(DATA FOR THIS TASK Opens)

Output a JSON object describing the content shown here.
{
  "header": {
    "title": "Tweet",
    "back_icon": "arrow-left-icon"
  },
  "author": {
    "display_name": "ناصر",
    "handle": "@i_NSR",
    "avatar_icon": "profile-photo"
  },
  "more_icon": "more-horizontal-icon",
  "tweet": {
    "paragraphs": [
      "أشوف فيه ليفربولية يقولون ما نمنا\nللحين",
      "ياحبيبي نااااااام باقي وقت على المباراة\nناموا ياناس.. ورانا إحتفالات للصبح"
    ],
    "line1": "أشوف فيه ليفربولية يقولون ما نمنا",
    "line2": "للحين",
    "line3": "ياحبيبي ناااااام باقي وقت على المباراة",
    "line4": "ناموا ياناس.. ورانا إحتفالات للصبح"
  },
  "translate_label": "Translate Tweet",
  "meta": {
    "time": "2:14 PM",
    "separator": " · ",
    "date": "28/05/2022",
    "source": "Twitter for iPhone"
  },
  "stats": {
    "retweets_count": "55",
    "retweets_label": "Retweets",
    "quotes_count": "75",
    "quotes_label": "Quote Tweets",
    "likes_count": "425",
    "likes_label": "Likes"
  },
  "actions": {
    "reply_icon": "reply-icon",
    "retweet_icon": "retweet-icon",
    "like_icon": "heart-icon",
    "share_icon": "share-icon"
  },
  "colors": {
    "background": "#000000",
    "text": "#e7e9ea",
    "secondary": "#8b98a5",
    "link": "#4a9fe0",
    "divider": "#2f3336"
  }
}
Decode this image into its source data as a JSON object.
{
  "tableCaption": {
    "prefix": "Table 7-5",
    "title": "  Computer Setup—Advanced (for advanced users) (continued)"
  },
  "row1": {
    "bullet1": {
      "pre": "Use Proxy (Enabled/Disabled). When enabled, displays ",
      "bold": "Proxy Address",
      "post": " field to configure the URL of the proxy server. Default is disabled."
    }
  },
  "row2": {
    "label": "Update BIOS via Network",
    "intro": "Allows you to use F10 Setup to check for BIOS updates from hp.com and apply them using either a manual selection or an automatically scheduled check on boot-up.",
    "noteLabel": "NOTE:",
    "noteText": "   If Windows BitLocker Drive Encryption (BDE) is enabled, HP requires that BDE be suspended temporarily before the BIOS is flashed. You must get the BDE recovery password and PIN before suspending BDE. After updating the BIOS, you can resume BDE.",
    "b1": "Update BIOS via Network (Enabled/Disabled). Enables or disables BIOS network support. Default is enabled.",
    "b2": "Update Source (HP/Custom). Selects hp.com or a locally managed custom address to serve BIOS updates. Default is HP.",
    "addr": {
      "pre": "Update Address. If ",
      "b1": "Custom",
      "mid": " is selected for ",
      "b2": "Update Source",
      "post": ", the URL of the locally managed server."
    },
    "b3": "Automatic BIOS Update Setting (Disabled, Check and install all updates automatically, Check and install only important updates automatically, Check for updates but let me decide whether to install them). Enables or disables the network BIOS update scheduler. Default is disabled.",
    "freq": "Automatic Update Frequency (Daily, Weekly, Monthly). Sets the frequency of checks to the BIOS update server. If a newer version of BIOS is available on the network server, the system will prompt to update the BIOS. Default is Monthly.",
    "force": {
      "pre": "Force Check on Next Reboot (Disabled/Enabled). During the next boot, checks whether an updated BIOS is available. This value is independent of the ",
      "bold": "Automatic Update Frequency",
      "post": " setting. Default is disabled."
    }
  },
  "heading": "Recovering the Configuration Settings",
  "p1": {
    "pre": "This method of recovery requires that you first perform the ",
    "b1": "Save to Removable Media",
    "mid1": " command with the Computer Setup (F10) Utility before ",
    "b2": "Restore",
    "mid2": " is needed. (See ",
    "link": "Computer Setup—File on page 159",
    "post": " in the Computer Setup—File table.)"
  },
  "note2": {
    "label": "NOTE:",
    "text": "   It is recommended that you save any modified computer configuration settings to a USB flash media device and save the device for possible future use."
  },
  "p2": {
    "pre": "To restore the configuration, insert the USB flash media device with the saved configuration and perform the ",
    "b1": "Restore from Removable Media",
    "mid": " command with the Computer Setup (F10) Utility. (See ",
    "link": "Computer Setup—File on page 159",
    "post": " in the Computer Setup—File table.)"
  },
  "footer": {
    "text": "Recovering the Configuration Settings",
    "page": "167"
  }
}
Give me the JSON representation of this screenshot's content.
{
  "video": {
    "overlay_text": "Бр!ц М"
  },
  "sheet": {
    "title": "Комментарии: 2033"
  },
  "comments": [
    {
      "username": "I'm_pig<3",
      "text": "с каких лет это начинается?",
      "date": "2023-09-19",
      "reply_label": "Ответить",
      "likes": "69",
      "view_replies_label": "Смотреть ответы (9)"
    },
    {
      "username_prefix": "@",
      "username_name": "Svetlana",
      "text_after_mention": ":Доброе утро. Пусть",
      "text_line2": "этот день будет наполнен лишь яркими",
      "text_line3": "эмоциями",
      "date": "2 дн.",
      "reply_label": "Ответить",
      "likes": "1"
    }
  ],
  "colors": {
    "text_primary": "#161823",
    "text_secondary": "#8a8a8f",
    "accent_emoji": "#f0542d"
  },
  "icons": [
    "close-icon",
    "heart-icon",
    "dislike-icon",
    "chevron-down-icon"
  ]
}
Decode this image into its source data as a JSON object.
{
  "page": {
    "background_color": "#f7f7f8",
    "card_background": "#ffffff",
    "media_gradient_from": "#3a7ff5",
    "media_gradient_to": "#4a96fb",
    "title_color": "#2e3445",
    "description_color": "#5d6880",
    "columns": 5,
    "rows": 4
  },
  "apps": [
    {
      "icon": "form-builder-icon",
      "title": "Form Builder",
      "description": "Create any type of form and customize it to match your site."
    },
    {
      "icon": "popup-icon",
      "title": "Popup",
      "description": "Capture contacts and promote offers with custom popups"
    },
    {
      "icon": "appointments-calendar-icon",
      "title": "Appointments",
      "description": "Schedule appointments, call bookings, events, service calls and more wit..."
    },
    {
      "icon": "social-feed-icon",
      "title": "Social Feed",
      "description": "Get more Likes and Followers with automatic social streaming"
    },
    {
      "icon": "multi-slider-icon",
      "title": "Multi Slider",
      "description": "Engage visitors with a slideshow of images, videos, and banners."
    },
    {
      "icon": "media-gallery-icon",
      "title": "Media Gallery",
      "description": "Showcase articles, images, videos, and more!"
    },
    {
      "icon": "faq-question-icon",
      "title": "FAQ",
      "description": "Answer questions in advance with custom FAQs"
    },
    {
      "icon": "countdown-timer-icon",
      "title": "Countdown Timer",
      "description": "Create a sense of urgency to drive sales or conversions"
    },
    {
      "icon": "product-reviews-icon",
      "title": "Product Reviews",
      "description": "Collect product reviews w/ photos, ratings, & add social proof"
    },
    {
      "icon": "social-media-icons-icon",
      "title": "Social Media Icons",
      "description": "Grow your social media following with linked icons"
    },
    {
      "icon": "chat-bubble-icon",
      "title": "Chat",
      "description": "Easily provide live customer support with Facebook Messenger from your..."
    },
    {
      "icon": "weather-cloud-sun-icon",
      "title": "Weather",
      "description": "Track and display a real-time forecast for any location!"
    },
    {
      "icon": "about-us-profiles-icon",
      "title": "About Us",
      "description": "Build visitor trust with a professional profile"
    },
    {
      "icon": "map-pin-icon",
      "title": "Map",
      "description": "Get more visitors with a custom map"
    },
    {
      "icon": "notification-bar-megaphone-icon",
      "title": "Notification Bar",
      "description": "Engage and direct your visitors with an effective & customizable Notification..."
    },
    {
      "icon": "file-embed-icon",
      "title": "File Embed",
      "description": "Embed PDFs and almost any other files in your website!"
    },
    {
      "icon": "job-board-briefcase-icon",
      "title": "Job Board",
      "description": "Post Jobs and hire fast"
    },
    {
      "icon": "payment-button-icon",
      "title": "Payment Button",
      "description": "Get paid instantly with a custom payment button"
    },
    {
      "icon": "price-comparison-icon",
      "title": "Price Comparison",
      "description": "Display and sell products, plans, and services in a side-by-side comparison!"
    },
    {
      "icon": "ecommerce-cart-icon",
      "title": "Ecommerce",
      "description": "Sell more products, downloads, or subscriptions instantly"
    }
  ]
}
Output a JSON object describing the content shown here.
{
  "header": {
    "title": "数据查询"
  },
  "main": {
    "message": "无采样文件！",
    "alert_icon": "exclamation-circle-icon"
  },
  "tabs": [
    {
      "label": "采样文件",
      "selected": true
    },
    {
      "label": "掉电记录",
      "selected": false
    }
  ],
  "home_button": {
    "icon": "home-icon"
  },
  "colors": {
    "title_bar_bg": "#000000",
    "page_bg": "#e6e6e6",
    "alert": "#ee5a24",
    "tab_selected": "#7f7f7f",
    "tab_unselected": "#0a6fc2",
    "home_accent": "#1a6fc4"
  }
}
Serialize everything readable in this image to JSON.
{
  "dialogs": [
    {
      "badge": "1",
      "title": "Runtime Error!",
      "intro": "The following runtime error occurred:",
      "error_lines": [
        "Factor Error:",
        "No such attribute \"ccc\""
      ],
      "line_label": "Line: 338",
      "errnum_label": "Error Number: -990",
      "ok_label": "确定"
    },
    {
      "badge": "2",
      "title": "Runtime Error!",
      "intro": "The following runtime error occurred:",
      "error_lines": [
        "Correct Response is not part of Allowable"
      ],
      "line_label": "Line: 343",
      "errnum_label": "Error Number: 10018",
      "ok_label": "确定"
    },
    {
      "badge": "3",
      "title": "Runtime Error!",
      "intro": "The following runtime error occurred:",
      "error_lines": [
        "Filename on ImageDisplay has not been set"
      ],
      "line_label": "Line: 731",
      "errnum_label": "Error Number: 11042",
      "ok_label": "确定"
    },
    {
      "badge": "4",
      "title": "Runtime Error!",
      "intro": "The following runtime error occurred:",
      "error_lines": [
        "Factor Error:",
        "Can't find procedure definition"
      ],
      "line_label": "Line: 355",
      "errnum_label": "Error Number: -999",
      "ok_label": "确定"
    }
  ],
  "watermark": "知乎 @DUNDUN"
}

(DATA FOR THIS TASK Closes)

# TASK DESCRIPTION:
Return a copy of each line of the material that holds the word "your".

# REPLY TO THE TASK:
      "description": "Create any type of form and customize it to match your site."
      "description": "Grow your social media following with linked icons"
      "description": "Easily provide live customer support with Facebook Messenger from your..."
      "description": "Engage and direct your visitors with an effective & customizable Notification..."
      "description": "Embed PDFs and almost any other files in your website!"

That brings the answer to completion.